[TASK DATA]

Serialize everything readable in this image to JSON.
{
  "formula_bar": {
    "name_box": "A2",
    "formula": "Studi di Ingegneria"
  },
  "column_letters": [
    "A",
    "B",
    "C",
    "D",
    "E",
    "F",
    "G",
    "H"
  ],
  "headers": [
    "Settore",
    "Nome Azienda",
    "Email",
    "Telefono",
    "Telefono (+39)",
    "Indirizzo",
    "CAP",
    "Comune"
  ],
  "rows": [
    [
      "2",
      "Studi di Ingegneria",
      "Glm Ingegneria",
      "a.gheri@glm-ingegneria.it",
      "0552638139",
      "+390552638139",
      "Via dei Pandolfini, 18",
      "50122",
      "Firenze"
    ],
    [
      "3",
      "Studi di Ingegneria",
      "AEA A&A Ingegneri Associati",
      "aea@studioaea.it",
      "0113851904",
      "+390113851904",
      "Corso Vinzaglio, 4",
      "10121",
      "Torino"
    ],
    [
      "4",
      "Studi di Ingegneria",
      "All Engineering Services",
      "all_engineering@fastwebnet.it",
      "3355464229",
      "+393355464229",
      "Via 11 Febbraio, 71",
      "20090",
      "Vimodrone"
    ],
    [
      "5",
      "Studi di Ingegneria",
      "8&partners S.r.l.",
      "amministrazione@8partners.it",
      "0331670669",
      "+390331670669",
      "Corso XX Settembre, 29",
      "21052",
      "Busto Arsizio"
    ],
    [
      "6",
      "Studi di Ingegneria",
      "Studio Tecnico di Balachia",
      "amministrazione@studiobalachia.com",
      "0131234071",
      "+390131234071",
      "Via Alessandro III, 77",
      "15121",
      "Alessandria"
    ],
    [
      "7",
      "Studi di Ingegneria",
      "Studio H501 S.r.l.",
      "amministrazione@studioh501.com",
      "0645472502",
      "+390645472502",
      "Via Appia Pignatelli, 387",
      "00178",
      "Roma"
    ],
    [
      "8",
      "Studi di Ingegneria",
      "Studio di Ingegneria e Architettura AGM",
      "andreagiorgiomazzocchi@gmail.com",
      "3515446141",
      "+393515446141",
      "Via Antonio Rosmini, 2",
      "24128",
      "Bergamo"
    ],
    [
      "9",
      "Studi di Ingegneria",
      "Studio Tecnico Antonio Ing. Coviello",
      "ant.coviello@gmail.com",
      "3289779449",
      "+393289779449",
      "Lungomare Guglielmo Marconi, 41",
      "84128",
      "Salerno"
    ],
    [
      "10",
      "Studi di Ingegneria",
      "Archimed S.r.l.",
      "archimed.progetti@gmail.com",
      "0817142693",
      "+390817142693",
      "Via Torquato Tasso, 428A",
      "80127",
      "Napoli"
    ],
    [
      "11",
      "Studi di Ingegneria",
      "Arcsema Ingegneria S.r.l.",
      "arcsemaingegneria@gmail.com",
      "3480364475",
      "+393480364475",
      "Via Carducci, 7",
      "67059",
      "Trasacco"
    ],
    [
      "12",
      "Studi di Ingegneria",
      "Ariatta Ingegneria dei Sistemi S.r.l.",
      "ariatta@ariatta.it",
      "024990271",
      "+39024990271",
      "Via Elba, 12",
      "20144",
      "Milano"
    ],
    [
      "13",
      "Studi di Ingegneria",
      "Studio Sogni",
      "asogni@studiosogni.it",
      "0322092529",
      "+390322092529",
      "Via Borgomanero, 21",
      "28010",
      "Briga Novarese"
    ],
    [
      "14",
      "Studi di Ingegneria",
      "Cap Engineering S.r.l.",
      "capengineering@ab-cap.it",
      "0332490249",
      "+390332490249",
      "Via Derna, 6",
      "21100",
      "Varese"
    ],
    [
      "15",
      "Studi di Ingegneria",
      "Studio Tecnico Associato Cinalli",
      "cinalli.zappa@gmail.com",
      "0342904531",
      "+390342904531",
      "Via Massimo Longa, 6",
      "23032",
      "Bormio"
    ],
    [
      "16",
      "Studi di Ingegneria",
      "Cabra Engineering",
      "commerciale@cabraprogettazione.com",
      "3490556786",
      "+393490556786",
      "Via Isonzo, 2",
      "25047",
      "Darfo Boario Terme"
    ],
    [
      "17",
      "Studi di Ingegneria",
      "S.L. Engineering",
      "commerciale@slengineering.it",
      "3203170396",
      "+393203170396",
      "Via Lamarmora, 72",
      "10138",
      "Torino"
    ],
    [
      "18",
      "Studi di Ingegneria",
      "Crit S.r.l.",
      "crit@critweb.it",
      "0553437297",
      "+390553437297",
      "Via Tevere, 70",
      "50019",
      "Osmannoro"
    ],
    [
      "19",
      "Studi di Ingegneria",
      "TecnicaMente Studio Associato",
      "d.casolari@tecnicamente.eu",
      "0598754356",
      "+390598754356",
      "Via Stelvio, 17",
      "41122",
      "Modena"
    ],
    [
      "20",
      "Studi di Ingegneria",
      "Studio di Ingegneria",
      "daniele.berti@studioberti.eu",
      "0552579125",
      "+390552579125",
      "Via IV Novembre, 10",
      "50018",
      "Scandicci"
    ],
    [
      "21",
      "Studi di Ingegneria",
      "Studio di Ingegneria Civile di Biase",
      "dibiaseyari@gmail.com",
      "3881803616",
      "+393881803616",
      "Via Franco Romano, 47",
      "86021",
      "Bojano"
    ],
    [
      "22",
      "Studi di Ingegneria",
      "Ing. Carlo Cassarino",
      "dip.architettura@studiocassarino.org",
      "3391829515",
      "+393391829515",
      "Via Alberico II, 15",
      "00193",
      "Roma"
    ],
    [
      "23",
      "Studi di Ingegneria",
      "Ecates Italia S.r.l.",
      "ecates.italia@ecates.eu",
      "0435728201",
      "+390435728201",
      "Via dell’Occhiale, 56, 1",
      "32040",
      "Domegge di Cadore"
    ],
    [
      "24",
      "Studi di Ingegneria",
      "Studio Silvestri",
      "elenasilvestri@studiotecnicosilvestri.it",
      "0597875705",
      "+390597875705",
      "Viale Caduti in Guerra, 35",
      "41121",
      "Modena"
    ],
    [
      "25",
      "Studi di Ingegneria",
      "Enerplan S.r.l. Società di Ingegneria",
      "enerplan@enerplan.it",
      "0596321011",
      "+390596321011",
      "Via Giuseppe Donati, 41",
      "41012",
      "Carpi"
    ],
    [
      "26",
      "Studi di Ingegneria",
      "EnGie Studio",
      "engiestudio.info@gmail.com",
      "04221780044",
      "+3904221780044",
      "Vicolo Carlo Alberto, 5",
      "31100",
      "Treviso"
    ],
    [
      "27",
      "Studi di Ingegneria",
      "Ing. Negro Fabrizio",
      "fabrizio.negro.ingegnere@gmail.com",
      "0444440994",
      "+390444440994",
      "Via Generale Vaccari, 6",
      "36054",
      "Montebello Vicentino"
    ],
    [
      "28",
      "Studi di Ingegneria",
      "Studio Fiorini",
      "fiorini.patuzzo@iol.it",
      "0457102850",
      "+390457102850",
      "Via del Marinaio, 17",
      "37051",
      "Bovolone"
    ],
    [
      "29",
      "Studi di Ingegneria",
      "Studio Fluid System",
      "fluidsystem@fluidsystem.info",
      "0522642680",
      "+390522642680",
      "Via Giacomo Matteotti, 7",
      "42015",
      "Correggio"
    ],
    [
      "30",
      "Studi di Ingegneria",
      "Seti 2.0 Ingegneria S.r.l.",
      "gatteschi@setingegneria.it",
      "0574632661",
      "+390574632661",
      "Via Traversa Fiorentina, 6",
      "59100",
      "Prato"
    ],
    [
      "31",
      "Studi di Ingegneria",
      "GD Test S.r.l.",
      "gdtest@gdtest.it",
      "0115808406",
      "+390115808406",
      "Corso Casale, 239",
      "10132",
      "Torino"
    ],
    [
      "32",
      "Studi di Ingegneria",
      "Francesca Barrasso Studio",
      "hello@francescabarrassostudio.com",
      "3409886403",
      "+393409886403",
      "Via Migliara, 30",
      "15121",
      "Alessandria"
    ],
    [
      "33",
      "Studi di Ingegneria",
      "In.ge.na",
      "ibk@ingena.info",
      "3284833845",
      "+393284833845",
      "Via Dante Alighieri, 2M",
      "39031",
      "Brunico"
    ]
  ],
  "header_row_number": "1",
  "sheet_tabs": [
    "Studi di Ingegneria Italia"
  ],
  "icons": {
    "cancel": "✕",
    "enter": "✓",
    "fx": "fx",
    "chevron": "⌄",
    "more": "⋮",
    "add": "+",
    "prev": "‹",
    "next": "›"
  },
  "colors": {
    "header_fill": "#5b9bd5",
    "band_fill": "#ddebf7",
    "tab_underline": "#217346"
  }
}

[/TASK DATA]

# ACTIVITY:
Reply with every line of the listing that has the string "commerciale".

# TASK RESPONSE:
      "commerciale@cabraprogettazione.com",
      "commerciale@slengineering.it",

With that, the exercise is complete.